Dataset rows for apps and sites:

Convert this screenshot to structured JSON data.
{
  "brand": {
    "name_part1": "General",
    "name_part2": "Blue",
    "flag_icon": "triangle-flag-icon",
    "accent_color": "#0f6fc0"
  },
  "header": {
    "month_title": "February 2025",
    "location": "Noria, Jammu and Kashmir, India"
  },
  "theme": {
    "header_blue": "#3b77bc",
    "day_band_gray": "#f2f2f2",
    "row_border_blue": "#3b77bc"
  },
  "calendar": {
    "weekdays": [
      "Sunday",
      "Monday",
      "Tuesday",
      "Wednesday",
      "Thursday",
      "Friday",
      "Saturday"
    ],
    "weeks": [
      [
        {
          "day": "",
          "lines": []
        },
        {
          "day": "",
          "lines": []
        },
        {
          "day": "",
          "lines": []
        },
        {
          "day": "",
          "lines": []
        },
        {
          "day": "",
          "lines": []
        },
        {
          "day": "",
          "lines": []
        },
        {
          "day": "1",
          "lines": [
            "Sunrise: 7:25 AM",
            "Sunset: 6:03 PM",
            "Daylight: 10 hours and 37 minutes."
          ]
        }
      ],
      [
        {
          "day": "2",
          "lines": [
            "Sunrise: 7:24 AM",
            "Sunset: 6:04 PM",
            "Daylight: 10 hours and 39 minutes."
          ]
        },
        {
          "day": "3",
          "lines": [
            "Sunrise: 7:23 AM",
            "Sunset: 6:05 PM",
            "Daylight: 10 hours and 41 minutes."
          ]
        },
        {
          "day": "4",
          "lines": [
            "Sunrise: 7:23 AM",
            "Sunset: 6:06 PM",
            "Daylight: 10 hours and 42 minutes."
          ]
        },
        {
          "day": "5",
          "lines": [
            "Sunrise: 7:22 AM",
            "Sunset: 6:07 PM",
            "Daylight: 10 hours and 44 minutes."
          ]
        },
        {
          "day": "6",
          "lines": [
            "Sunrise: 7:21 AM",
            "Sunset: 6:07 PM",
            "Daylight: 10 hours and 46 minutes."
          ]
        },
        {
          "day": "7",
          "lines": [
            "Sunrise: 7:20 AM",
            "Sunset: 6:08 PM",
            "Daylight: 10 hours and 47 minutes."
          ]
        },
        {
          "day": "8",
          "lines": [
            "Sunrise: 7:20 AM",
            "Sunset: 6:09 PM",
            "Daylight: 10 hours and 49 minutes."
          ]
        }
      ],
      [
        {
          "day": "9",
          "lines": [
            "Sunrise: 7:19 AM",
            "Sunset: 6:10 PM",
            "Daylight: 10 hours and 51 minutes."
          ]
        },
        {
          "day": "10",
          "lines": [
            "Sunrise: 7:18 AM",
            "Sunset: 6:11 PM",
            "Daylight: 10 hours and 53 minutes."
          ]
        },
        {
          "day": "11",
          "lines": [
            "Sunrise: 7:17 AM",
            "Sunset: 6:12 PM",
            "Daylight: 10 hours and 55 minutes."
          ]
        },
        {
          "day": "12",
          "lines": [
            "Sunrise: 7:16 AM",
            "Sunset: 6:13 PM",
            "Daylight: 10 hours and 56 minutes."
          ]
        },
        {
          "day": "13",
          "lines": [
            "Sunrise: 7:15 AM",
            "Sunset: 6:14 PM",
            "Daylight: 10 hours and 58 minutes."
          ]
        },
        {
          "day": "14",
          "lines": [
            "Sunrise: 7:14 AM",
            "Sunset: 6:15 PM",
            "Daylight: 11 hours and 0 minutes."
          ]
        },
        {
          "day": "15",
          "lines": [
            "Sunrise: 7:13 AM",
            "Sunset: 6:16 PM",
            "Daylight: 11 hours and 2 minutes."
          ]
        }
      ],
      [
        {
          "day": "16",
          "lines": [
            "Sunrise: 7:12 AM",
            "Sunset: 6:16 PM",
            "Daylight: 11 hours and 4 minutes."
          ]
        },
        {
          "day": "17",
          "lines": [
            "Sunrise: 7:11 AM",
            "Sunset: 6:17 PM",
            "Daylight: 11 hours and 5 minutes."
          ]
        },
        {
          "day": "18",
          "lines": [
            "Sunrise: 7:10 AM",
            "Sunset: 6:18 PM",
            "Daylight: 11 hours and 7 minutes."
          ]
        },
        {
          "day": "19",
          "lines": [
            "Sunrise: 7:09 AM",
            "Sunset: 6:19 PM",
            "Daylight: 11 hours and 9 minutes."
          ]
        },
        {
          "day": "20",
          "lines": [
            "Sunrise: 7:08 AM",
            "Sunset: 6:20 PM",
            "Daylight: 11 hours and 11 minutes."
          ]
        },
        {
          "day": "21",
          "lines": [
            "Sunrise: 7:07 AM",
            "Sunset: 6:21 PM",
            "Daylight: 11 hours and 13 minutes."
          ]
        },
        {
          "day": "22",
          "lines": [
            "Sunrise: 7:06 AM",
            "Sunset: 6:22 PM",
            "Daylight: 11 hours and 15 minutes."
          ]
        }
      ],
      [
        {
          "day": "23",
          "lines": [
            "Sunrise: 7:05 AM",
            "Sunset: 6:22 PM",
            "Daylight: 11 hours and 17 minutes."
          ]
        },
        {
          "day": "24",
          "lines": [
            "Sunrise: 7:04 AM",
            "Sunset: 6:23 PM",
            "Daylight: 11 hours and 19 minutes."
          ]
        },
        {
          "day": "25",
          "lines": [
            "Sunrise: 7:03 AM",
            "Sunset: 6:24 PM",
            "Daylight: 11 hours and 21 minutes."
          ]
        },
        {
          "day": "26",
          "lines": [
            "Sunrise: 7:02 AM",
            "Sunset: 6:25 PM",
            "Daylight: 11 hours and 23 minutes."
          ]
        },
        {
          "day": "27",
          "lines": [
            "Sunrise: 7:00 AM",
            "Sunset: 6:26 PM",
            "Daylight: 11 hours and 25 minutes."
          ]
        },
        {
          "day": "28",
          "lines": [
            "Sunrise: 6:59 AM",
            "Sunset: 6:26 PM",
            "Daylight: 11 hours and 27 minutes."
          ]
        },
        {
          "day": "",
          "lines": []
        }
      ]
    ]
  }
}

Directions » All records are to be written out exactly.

Answer space »
Convert this screenshot to structured JSON data.
{
  "brand": {
    "name_part1": "General",
    "name_part2": "Blue",
    "flag_icon": "triangle-flag-icon",
    "accent_color": "#0f6fc0"
  },
  "header": {
    "month_title": "February 2025",
    "location": "Noria, Jammu and Kashmir, India"
  },
  "theme": {
    "header_blue": "#3b77bc",
    "day_band_gray": "#f2f2f2",
    "row_border_blue": "#3b77bc"
  },
  "calendar": {
    "weekdays": [
      "Sunday",
      "Monday",
      "Tuesday",
      "Wednesday",
      "Thursday",
      "Friday",
      "Saturday"
    ],
    "weeks": [
      [
        {
          "day": "",
          "lines": []
        },
        {
          "day": "",
          "lines": []
        },
        {
          "day": "",
          "lines": []
        },
        {
          "day": "",
          "lines": []
        },
        {
          "day": "",
          "lines": []
        },
        {
          "day": "",
          "lines": []
        },
        {
          "day": "1",
          "lines": [
            "Sunrise: 7:25 AM",
            "Sunset: 6:03 PM",
            "Daylight: 10 hours and 37 minutes."
          ]
        }
      ],
      [
        {
          "day": "2",
          "lines": [
            "Sunrise: 7:24 AM",
            "Sunset: 6:04 PM",
            "Daylight: 10 hours and 39 minutes."
          ]
        },
        {
          "day": "3",
          "lines": [
            "Sunrise: 7:23 AM",
            "Sunset: 6:05 PM",
            "Daylight: 10 hours and 41 minutes."
          ]
        },
        {
          "day": "4",
          "lines": [
            "Sunrise: 7:23 AM",
            "Sunset: 6:06 PM",
            "Daylight: 10 hours and 42 minutes."
          ]
        },
        {
          "day": "5",
          "lines": [
            "Sunrise: 7:22 AM",
            "Sunset: 6:07 PM",
            "Daylight: 10 hours and 44 minutes."
          ]
        },
        {
          "day": "6",
          "lines": [
            "Sunrise: 7:21 AM",
            "Sunset: 6:07 PM",
            "Daylight: 10 hours and 46 minutes."
          ]
        },
        {
          "day": "7",
          "lines": [
            "Sunrise: 7:20 AM",
            "Sunset: 6:08 PM",
            "Daylight: 10 hours and 47 minutes."
          ]
        },
        {
          "day": "8",
          "lines": [
            "Sunrise: 7:20 AM",
            "Sunset: 6:09 PM",
            "Daylight: 10 hours and 49 minutes."
          ]
        }
      ],
      [
        {
          "day": "9",
          "lines": [
            "Sunrise: 7:19 AM",
            "Sunset: 6:10 PM",
            "Daylight: 10 hours and 51 minutes."
          ]
        },
        {
          "day": "10",
          "lines": [
            "Sunrise: 7:18 AM",
            "Sunset: 6:11 PM",
            "Daylight: 10 hours and 53 minutes."
          ]
        },
        {
          "day": "11",
          "lines": [
            "Sunrise: 7:17 AM",
            "Sunset: 6:12 PM",
            "Daylight: 10 hours and 55 minutes."
          ]
        },
        {
          "day": "12",
          "lines": [
            "Sunrise: 7:16 AM",
            "Sunset: 6:13 PM",
            "Daylight: 10 hours and 56 minutes."
          ]
        },
        {
          "day": "13",
          "lines": [
            "Sunrise: 7:15 AM",
            "Sunset: 6:14 PM",
            "Daylight: 10 hours and 58 minutes."
          ]
        },
        {
          "day": "14",
          "lines": [
            "Sunrise: 7:14 AM",
            "Sunset: 6:15 PM",
            "Daylight: 11 hours and 0 minutes."
          ]
        },
        {
          "day": "15",
          "lines": [
            "Sunrise: 7:13 AM",
            "Sunset: 6:16 PM",
            "Daylight: 11 hours and 2 minutes."
          ]
        }
      ],
      [
        {
          "day": "16",
          "lines": [
            "Sunrise: 7:12 AM",
            "Sunset: 6:16 PM",
            "Daylight: 11 hours and 4 minutes."
          ]
        },
        {
          "day": "17",
          "lines": [
            "Sunrise: 7:11 AM",
            "Sunset: 6:17 PM",
            "Daylight: 11 hours and 5 minutes."
          ]
        },
        {
          "day": "18",
          "lines": [
            "Sunrise: 7:10 AM",
            "Sunset: 6:18 PM",
            "Daylight: 11 hours and 7 minutes."
          ]
        },
        {
          "day": "19",
          "lines": [
            "Sunrise: 7:09 AM",
            "Sunset: 6:19 PM",
            "Daylight: 11 hours and 9 minutes."
          ]
        },
        {
          "day": "20",
          "lines": [
            "Sunrise: 7:08 AM",
            "Sunset: 6:20 PM",
            "Daylight: 11 hours and 11 minutes."
          ]
        },
        {
          "day": "21",
          "lines": [
            "Sunrise: 7:07 AM",
            "Sunset: 6:21 PM",
            "Daylight: 11 hours and 13 minutes."
          ]
        },
        {
          "day": "22",
          "lines": [
            "Sunrise: 7:06 AM",
            "Sunset: 6:22 PM",
            "Daylight: 11 hours and 15 minutes."
          ]
        }
      ],
      [
        {
          "day": "23",
          "lines": [
            "Sunrise: 7:05 AM",
            "Sunset: 6:22 PM",
            "Daylight: 11 hours and 17 minutes."
          ]
        },
        {
          "day": "24",
          "lines": [
            "Sunrise: 7:04 AM",
            "Sunset: 6:23 PM",
            "Daylight: 11 hours and 19 minutes."
          ]
        },
        {
          "day": "25",
          "lines": [
            "Sunrise: 7:03 AM",
            "Sunset: 6:24 PM",
            "Daylight: 11 hours and 21 minutes."
          ]
        },
        {
          "day": "26",
          "lines": [
            "Sunrise: 7:02 AM",
            "Sunset: 6:25 PM",
            "Daylight: 11 hours and 23 minutes."
          ]
        },
        {
          "day": "27",
          "lines": [
            "Sunrise: 7:00 AM",
            "Sunset: 6:26 PM",
            "Daylight: 11 hours and 25 minutes."
          ]
        },
        {
          "day": "28",
          "lines": [
            "Sunrise: 6:59 AM",
            "Sunset: 6:26 PM",
            "Daylight: 11 hours and 27 minutes."
          ]
        },
        {
          "day": "",
          "lines": []
        }
      ]
    ]
  }
}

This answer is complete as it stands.